Swift said he agrees with Mayor Jack Baker that city council has more impact on the day-to-day lives of Tecumseh’s residents than state and federal politicians and feels it’s crucial to address certain issues in the city. He related a time when he was with his former stepdaughter at a Tecumseh business when an older man behind the counter stuck his hand close to her face and made a comment about her shirt, which displayed a version of a U.S. flag. “He said, ‘Wearing a flag like that here in Tecumseh is a good way to get your ass kicked,’” Swift recounted. “That’s a quality-of-life issue.”
He is involved with the Lenawee County Chapter of the NAACP, after becoming aware of racism at a young age. “I didn’t want my kids to grow up thinking that was acceptable, so I tried my best to teach them those values, but I found that wasn’t sufficient,” he said.
His observations on the challenges facing minorities and those in the LGBTQ+ community who live in Tecumseh is another quality-of-life aspect, and he said council needs to address that from the point of view of economic development and the city’s ability to entice people to live and work here.
He spoke in favor of labor unions, ethical hiring practices, and allowing employees to take off all holidays instead of needing to choose paid holidays. As a city council member, he would raise issues that he feels are important to discuss and said council should put pressure on legislative representatives to address things such as maximum truck weight limits that are too heavy for the downtown streets and affect the buildings downtown.
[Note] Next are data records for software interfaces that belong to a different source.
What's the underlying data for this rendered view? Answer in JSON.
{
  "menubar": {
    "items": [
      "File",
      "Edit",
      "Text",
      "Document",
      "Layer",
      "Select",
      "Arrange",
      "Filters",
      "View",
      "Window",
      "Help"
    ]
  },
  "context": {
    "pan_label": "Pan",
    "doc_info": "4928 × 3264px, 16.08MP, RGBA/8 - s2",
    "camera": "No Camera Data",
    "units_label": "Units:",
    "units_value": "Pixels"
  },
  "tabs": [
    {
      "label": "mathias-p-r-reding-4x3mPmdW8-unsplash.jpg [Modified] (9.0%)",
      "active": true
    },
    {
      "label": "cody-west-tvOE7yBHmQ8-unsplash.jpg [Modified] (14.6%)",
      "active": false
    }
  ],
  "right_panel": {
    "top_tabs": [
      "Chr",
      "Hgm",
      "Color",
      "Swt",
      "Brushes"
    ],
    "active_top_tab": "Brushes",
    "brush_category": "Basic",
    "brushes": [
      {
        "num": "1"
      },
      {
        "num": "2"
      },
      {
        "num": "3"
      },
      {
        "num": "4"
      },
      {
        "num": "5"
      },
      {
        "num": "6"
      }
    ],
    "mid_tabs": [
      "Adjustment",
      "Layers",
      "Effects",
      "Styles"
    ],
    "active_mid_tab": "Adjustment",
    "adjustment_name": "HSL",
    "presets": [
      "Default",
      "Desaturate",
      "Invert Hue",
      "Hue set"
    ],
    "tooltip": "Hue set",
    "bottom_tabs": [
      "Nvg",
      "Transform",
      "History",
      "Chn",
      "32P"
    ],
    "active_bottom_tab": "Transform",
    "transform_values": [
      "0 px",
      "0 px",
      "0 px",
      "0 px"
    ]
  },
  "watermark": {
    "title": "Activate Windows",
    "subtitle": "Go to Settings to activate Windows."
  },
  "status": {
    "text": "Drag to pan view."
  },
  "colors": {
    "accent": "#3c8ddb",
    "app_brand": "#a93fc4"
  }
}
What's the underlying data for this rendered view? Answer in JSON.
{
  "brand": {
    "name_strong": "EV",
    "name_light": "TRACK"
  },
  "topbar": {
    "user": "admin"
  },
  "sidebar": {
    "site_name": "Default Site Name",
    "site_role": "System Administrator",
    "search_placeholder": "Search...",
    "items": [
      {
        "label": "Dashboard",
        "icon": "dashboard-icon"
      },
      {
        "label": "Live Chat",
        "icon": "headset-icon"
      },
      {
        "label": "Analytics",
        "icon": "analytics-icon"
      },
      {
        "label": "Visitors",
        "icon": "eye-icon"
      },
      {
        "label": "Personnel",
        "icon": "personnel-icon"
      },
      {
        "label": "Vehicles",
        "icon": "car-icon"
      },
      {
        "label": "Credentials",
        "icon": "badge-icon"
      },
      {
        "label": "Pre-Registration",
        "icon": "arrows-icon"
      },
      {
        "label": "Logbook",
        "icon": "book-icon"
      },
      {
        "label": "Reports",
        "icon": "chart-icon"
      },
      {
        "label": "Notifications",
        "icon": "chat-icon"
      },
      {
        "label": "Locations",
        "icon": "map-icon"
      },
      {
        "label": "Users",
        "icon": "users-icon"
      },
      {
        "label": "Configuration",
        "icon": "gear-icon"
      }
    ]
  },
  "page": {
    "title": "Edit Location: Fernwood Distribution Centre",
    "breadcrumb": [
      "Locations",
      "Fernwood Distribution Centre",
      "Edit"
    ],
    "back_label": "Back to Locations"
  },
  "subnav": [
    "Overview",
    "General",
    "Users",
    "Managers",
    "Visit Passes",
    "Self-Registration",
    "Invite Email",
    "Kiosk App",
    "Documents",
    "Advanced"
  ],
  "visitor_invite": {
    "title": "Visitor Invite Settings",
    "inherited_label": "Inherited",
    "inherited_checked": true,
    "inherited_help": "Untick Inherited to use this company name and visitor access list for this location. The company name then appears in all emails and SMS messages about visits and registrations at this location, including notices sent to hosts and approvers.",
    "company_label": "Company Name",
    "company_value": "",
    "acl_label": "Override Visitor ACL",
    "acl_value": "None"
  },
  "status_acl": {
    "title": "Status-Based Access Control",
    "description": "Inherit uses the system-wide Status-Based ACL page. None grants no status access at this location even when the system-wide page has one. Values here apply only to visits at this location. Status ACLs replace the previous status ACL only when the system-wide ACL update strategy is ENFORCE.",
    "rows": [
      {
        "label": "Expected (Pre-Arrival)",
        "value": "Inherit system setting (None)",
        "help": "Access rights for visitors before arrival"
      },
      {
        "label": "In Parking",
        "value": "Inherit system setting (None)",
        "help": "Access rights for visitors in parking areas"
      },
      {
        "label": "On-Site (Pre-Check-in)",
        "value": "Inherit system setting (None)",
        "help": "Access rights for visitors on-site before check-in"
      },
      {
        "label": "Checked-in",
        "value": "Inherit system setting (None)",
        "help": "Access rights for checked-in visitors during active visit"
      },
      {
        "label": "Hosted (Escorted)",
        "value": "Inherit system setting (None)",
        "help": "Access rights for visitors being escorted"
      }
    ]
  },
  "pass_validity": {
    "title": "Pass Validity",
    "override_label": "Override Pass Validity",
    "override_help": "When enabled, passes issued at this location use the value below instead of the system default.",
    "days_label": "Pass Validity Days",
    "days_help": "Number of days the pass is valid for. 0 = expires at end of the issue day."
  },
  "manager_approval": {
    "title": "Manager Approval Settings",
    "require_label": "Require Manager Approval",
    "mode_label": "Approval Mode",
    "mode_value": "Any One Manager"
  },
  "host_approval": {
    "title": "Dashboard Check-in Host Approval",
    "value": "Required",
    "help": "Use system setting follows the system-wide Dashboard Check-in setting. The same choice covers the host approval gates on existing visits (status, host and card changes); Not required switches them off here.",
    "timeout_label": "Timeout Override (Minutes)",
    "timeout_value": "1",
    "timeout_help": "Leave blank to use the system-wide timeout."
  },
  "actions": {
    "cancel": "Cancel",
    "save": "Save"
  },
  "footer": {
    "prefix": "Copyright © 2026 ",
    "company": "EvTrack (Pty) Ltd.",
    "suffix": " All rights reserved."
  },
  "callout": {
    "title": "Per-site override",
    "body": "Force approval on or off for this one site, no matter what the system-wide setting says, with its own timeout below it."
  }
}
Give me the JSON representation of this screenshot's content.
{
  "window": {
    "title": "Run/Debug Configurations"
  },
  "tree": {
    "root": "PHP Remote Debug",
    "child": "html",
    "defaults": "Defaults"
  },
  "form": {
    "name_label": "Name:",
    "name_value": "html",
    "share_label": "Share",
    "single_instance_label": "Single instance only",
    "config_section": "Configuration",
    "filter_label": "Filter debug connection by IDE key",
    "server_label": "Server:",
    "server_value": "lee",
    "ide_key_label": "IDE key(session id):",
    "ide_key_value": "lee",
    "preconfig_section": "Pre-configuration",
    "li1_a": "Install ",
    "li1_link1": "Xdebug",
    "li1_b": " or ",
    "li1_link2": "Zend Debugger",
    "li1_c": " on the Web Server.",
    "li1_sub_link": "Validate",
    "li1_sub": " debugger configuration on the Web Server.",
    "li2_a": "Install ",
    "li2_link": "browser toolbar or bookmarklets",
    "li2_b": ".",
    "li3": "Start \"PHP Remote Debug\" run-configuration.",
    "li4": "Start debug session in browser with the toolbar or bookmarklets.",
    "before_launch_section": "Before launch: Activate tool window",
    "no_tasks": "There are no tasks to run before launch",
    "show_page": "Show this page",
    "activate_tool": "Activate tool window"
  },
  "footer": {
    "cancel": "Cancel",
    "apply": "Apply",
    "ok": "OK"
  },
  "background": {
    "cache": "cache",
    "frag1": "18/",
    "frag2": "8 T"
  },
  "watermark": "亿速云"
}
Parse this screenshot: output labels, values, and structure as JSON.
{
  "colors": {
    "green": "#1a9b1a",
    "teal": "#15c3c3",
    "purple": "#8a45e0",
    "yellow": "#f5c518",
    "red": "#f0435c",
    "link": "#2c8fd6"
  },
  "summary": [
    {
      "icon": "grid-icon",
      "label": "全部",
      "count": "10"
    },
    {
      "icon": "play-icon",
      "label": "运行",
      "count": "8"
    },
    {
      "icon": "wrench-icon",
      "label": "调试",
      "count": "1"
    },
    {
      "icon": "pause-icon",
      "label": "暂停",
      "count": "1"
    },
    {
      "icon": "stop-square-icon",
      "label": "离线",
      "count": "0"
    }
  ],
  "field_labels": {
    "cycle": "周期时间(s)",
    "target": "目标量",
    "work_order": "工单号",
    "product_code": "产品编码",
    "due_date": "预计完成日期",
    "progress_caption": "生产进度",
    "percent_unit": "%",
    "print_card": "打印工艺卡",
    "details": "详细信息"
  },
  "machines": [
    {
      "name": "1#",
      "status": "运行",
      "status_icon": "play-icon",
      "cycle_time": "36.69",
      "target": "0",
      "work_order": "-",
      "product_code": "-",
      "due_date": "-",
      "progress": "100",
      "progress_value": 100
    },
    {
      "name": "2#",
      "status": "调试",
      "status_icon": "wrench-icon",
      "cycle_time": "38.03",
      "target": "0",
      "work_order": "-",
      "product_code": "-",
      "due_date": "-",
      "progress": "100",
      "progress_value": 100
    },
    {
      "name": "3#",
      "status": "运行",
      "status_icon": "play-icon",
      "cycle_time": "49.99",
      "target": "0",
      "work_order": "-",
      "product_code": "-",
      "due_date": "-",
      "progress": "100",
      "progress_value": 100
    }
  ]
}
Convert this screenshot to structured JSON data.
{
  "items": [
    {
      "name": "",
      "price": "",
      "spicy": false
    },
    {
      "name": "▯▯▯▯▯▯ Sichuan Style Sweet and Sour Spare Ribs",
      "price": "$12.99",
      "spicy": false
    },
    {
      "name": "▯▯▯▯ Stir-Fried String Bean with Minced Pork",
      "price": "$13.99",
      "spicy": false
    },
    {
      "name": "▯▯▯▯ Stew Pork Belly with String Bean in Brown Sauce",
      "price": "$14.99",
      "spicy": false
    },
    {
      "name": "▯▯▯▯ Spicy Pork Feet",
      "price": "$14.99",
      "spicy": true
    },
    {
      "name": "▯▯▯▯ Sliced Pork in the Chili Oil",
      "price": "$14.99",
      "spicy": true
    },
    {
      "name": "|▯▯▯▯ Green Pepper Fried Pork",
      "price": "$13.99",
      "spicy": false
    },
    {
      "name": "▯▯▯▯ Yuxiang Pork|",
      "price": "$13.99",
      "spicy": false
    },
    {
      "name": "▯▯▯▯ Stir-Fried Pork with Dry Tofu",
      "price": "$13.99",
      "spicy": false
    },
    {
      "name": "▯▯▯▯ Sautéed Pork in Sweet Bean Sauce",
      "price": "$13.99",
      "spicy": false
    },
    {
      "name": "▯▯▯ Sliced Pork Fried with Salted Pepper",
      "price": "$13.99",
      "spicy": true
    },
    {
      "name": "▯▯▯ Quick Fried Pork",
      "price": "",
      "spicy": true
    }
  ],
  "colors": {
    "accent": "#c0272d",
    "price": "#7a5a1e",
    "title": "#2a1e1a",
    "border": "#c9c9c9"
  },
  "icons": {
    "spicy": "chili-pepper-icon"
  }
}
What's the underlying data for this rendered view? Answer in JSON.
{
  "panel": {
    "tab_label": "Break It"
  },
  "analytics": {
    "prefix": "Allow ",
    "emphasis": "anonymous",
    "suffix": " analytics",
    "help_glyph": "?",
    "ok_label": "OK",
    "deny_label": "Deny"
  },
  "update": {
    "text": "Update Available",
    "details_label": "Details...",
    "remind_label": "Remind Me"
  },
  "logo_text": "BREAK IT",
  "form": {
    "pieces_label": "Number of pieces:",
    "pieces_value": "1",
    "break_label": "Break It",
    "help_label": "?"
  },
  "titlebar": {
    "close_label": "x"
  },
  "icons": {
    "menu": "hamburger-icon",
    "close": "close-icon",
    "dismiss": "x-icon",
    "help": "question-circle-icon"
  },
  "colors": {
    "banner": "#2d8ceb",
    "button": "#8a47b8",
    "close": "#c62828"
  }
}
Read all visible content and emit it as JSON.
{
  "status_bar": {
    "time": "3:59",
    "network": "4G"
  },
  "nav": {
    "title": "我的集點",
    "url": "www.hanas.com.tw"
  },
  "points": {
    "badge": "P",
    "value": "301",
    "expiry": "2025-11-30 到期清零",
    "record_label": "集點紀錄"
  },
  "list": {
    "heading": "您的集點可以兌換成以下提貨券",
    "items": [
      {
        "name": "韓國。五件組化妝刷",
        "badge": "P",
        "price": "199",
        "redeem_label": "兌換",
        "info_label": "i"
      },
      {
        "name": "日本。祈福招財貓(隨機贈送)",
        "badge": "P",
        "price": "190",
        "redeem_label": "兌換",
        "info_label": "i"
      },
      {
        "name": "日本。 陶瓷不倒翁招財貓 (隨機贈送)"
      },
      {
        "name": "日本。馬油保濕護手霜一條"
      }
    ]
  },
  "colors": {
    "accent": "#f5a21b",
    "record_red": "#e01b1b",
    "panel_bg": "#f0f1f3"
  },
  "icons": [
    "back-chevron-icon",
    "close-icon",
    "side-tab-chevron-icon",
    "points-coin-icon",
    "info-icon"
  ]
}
He would be against tax abatements for industry and business. “I think those shift the tax burden onto the homeowner,” he said. He is pro-marijuana industry, and thinks the city is missing out on tax dollars from that industry. He has concerns about environmental issues, especially the poor state of the water quality in the River Raisin from the effects of farm runoff, and thinks the dams on the river could be generating electricity and creating revenue.
Swift feels city council, the mayor, and City Manager Dan Swallow, City Clerk Tonya Miller and the rest of the staff do their jobs very well and wants City Hall’s foundation to be more balanced. He again spoke about Representatives Kahle and Walberg and his disagreement with the Republican Party. “I tend to not worry about whether I’m going to work well with them, the people that support that. My primary focus would be on trying to get them and the people in the community at large to recognize that what they’re doing is wrong, what they’re supporting is wrong, and that by not addressing those things they’re embracing the future destruction of the republic. And I will do everything that I can to prevent that,” he said.
Editor’s note: The Herald is featuring a series on candidates to Tecumseh City Council. Bill Swift is the second candidate to be featured following Austin See. Two remaining candidates, Vicki Riddle and Gary Naugle, will be included in upcoming editions before the November 2, 2021 general election.